[Dataset rows describing interfaces]
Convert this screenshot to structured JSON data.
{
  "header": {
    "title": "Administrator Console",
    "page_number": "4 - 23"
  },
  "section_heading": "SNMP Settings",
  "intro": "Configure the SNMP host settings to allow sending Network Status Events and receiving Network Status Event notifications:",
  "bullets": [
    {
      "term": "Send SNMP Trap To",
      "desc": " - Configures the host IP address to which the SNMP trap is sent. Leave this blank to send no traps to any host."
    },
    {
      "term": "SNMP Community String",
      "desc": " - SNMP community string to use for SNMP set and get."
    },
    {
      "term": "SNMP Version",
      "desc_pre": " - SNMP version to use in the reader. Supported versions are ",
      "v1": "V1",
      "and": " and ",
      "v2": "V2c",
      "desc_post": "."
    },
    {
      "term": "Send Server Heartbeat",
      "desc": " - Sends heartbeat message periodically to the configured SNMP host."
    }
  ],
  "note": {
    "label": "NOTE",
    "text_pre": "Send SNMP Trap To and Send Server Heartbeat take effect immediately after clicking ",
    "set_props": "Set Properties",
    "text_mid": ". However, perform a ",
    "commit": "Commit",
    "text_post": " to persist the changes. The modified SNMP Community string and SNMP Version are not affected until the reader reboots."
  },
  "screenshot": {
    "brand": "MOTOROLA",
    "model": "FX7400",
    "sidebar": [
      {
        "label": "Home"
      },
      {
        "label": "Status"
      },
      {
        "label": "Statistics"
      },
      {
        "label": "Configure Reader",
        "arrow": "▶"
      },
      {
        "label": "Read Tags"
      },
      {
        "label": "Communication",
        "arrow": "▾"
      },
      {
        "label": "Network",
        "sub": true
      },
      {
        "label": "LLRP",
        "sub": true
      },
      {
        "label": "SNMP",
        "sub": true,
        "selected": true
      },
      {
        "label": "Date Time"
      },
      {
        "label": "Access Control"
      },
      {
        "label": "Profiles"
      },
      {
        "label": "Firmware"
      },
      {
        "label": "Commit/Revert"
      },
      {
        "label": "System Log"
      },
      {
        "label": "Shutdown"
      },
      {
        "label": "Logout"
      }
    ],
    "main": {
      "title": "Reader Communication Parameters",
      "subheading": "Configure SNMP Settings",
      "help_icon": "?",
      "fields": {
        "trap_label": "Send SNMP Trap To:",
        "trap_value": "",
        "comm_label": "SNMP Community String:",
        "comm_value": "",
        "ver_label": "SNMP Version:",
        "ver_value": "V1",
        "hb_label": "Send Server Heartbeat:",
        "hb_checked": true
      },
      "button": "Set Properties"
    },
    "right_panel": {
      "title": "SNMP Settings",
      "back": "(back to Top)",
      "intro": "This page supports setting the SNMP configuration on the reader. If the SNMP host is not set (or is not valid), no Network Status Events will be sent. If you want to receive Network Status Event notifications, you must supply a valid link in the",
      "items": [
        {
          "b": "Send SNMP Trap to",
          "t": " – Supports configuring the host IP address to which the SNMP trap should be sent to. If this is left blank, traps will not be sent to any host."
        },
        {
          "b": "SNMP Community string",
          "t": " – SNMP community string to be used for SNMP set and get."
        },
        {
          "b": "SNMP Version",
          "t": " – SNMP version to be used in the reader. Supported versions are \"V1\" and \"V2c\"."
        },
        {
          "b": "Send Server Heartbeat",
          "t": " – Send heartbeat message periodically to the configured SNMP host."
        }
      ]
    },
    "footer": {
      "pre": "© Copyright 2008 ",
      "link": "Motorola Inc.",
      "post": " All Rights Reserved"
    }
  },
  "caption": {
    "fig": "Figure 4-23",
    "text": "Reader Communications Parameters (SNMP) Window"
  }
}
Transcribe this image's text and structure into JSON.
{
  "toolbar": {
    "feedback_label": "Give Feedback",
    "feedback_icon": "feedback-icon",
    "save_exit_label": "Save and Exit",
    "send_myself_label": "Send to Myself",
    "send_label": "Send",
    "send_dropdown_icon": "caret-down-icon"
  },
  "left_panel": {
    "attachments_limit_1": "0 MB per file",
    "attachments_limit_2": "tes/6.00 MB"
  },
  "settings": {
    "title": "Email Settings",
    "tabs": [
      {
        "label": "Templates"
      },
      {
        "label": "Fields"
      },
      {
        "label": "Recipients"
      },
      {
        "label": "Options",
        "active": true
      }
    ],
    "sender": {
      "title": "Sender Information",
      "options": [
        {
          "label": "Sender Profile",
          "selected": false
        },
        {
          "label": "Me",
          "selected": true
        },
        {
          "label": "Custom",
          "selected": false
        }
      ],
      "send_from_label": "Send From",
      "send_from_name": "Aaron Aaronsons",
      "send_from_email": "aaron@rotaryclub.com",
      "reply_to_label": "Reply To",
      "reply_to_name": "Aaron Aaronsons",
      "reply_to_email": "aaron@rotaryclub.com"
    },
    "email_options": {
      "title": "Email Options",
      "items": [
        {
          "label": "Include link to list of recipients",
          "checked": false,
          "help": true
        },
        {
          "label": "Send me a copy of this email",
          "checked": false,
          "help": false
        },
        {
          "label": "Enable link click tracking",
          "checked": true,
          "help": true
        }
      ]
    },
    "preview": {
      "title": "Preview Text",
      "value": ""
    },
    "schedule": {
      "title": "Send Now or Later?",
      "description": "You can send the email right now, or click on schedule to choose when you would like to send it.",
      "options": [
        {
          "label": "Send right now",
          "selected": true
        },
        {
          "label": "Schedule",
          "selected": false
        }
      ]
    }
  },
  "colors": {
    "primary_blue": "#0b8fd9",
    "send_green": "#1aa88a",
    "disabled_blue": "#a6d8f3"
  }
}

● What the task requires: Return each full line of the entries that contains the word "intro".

● Solved exercise:
  "intro": "Configure the SNMP host settings to allow sending Network Status Events and receiving Network Status Event notifications:",
      "intro": "This page supports setting the SNMP configuration on the reader. If the SNMP host is not set (or is not valid), no Network Status Events will be sent. If you want to receive Network Status Event notifications, you must supply a valid link in the",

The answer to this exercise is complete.